Review: Children of Earth and Sky by Guy Gavriel Kay
4 Stars , Reviews / May 16, 2016

Children of Earth and Sky is Kay’s latest novel, set in war torn lands. The cast is comprised of a variety of characters, characters that are unlikely companions, crossing paths only by chance. As with Kay’s other books, this is set in a fictional land/world, but quite closely matches our own. There are a good number of characters in this, but I think it works extremely well as it helps give perspectives and information from a variety of sources. This always helps paint a broader picture. As one might expect, this world can brutal, and there are great hardships that help steer our characters onto their current courses. Danica is a determined young woman, set of on vengeance for the loss of her family. She is fiercely independent and not afraid of calculated risks. Honestly, she does not seem to fear much in this world. Perhaps that comes from losing so much. At some point, what is left to fear when everyone you love is dead or taken? She is also extremely talented with the bow and has worked to earn her place among the raiders (pirates) of Senjan. This sets her on her course for the book, her life…

The Lions of Al-Rassan by Guy Gavriel Kay
5 Stars , Reviews / February 12, 2014

  Guy Gavriel Kay has been on my “must try” list for years. I have heard him recommended so many times and I have come across devoted fans that will praise his prose endlessly. And on top of that, he writes stand-alone novels, so there is no fear of commitment here. With all of that, I have no idea why I have not read one of his novels previously. But, I nominated The Lions of Al-Rassan for one of my book club reads and happily it won. No more excuses, it was time to actually read. So, now that I have read it, do I think it is worthy of the praise I have heard? Absolutely. Kay’s prose is just wonderful to read. Lions of Al-Rassan is a historical fantasy with very little magic. Similar to K. J. Parker’s work, this one is a fictional world that mirrors ours. But the strengths of this book are different than Parker. Kay’s prose has a more fluid feel, while Parker has more mystery/layers. I don’t think one is better than the other; they just have a little bit different feel reading them, even though in some ways they are similar. One of…

The Folding Knife by K. J. Parker
5 Stars , Reviews / September 7, 2013

The Folding Knife by K. J. Parker is so spectacularly different; I can’t help but love it. But, unfortunately, I am certain that this is not a book everyone will love. K. J. Parker delves into the intricacies of war and economics in detail that will lose some readers. As much as I enjoyed the book, I have to admit it could get almost a bit dry at points. Almost, but not quite. It could have very easily been dry if done by a different author, but Parker managed to balance all the information, made it interesting, and also inserted a  sardonic sense of humor that really gave the book an edge.  Honestly, I think that detail is part of the reason why I loved the book. To me, this story is so much closer to reality than any other fiction or fantasy book I have read. Yes, Basso and his world do not exist, but the concepts and the way they were presented were so relatable to our world you’d have to actively make an effort to stay blind to it. “I’m corrupt and ruthless and I change the world for my own personal gain. Which is why it’s so good…

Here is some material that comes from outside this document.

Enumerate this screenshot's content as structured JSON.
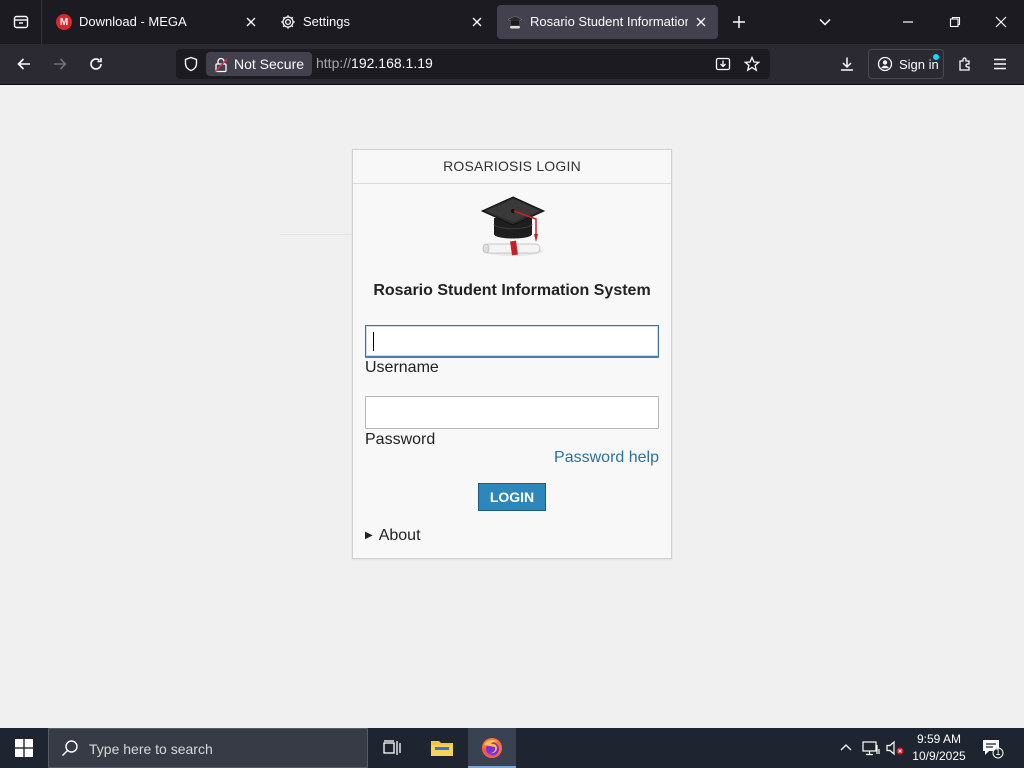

The City by Stella Gemmell
4 Stars , Reviews / May 24, 2013

This review was originally posted on Wilder’s Book Review   Simply put, Stella Gemmell’s The City is awash in blood. The story lays out the gory ravages of a centuries old war to both citizens of the city, as well as all those that oppose it. This war has come to a point where there can be no winners. Each side has dehumanized the other and will fight until there is no one left to lift a sword. Which does not seem far off. Generations have been lost and life within the city walls has become so harsh and abhorrent that children have been relegated to a hard life in the underground tunnels, passageways, and sewers, fending for themselves.   The City is more about the city than any one person and it is very much a good vs. evil tale without moral ambiguity. At least that is how it seems. The Emperor encapsulates the role of ‘Evil’. All though, it is an Evil somewhat unknown because he has been sheltered and isolated from even his own people. He has been ruling since before anyone can remember and appears to have lost all compassion for his people, if he ever had any.   The individuals…